[Stored entries]
....................

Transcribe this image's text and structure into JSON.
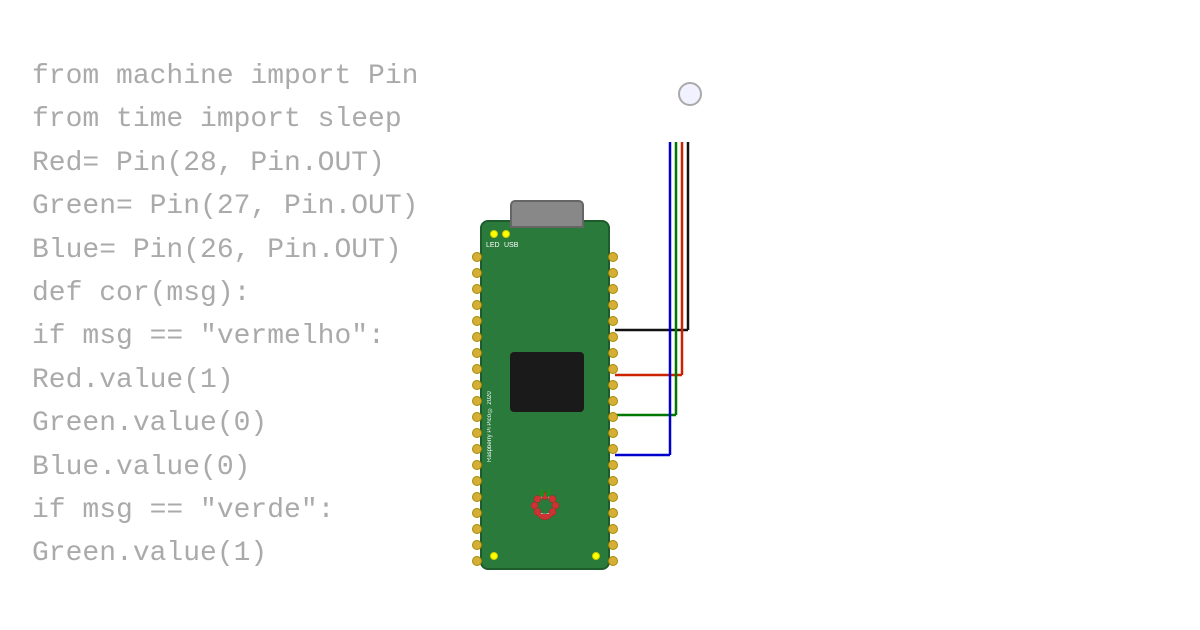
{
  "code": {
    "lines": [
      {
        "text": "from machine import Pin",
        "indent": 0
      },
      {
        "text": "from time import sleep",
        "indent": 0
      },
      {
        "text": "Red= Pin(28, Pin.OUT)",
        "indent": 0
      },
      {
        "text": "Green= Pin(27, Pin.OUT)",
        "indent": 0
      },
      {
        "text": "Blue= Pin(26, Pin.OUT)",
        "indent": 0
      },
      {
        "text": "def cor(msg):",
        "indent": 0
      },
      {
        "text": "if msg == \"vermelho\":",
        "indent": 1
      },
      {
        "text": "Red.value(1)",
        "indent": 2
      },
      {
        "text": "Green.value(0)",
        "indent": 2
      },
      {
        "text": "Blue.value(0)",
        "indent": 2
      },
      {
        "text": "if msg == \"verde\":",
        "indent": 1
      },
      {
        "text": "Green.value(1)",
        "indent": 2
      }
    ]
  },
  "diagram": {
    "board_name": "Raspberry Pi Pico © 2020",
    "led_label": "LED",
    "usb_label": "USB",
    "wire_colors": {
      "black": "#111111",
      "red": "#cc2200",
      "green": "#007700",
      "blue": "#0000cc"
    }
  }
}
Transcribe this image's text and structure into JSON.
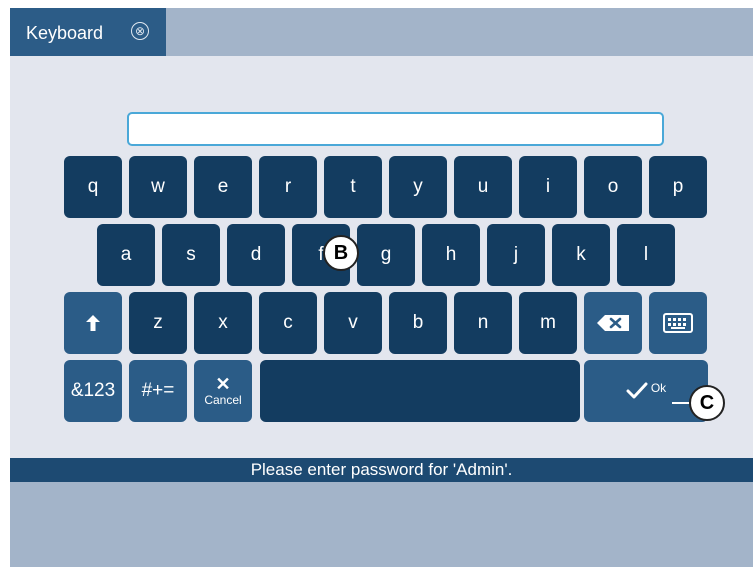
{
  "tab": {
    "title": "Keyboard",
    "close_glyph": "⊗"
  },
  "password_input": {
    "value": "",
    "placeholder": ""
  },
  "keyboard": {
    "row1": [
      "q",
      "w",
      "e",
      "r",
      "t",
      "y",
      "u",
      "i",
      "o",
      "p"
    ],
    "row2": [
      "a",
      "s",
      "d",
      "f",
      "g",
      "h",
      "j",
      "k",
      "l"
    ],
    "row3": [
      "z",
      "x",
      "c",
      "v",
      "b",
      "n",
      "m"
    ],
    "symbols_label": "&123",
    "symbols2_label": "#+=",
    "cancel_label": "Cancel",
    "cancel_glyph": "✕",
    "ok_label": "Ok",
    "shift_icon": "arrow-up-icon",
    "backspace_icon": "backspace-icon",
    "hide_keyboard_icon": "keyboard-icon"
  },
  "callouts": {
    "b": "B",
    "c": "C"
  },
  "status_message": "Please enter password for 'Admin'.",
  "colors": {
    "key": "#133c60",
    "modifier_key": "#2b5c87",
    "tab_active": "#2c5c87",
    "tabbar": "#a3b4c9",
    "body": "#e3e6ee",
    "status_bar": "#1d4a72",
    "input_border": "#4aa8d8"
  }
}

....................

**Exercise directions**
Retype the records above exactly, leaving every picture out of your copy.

**Exercise result**
Transcribe this image's text and structure into JSON.
{
  "code": {
    "lines": [
      {
        "text": "from machine import Pin",
        "indent": 0
      },
      {
        "text": "from time import sleep",
        "indent": 0
      },
      {
        "text": "Red= Pin(28, Pin.OUT)",
        "indent": 0
      },
      {
        "text": "Green= Pin(27, Pin.OUT)",
        "indent": 0
      },
      {
        "text": "Blue= Pin(26, Pin.OUT)",
        "indent": 0
      },
      {
        "text": "def cor(msg):",
        "indent": 0
      },
      {
        "text": "if msg == \"vermelho\":",
        "indent": 1
      },
      {
        "text": "Red.value(1)",
        "indent": 2
      },
      {
        "text": "Green.value(0)",
        "indent": 2
      },
      {
        "text": "Blue.value(0)",
        "indent": 2
      },
      {
        "text": "if msg == \"verde\":",
        "indent": 1
      },
      {
        "text": "Green.value(1)",
        "indent": 2
      }
    ]
  },
  "diagram": {
    "board_name": "Raspberry Pi Pico © 2020",
    "led_label": "LED",
    "usb_label": "USB",
    "wire_colors": {
      "black": "#111111",
      "red": "#cc2200",
      "green": "#007700",
      "blue": "#0000cc"
    }
  }
}
Transcribe this image's text and structure into JSON.
{
  "tab": {
    "title": "Keyboard",
    "close_glyph": "⊗"
  },
  "password_input": {
    "value": "",
    "placeholder": ""
  },
  "keyboard": {
    "row1": [
      "q",
      "w",
      "e",
      "r",
      "t",
      "y",
      "u",
      "i",
      "o",
      "p"
    ],
    "row2": [
      "a",
      "s",
      "d",
      "f",
      "g",
      "h",
      "j",
      "k",
      "l"
    ],
    "row3": [
      "z",
      "x",
      "c",
      "v",
      "b",
      "n",
      "m"
    ],
    "symbols_label": "&123",
    "symbols2_label": "#+=",
    "cancel_label": "Cancel",
    "cancel_glyph": "✕",
    "ok_label": "Ok",
    "shift_icon": "arrow-up-icon",
    "backspace_icon": "backspace-icon",
    "hide_keyboard_icon": "keyboard-icon"
  },
  "callouts": {
    "b": "B",
    "c": "C"
  },
  "status_message": "Please enter password for 'Admin'.",
  "colors": {
    "key": "#133c60",
    "modifier_key": "#2b5c87",
    "tab_active": "#2c5c87",
    "tabbar": "#a3b4c9",
    "body": "#e3e6ee",
    "status_bar": "#1d4a72",
    "input_border": "#4aa8d8"
  }
}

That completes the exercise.